*** Opening EXERCISE MATERIALS ***

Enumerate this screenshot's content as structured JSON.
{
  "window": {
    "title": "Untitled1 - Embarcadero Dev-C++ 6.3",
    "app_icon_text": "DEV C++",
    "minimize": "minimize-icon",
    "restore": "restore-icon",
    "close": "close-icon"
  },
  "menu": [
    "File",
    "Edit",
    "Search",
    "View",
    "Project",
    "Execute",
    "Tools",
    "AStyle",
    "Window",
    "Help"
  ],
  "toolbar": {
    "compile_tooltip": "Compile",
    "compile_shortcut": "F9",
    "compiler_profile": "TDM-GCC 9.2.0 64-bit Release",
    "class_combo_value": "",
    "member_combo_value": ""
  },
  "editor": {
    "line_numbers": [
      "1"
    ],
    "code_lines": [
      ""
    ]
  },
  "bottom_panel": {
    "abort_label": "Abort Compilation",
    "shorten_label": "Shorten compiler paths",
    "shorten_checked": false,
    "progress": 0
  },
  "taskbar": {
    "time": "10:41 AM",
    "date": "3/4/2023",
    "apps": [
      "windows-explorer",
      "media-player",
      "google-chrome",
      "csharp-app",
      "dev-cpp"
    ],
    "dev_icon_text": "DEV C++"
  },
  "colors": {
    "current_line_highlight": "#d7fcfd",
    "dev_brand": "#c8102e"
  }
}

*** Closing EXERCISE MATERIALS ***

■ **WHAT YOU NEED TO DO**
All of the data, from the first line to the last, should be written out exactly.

■ **ANSWER TO THE EXERCISE**
Enumerate this screenshot's content as structured JSON.
{
  "window": {
    "title": "Untitled1 - Embarcadero Dev-C++ 6.3",
    "app_icon_text": "DEV C++",
    "minimize": "minimize-icon",
    "restore": "restore-icon",
    "close": "close-icon"
  },
  "menu": [
    "File",
    "Edit",
    "Search",
    "View",
    "Project",
    "Execute",
    "Tools",
    "AStyle",
    "Window",
    "Help"
  ],
  "toolbar": {
    "compile_tooltip": "Compile",
    "compile_shortcut": "F9",
    "compiler_profile": "TDM-GCC 9.2.0 64-bit Release",
    "class_combo_value": "",
    "member_combo_value": ""
  },
  "editor": {
    "line_numbers": [
      "1"
    ],
    "code_lines": [
      ""
    ]
  },
  "bottom_panel": {
    "abort_label": "Abort Compilation",
    "shorten_label": "Shorten compiler paths",
    "shorten_checked": false,
    "progress": 0
  },
  "taskbar": {
    "time": "10:41 AM",
    "date": "3/4/2023",
    "apps": [
      "windows-explorer",
      "media-player",
      "google-chrome",
      "csharp-app",
      "dev-cpp"
    ],
    "dev_icon_text": "DEV C++"
  },
  "colors": {
    "current_line_highlight": "#d7fcfd",
    "dev_brand": "#c8102e"
  }
}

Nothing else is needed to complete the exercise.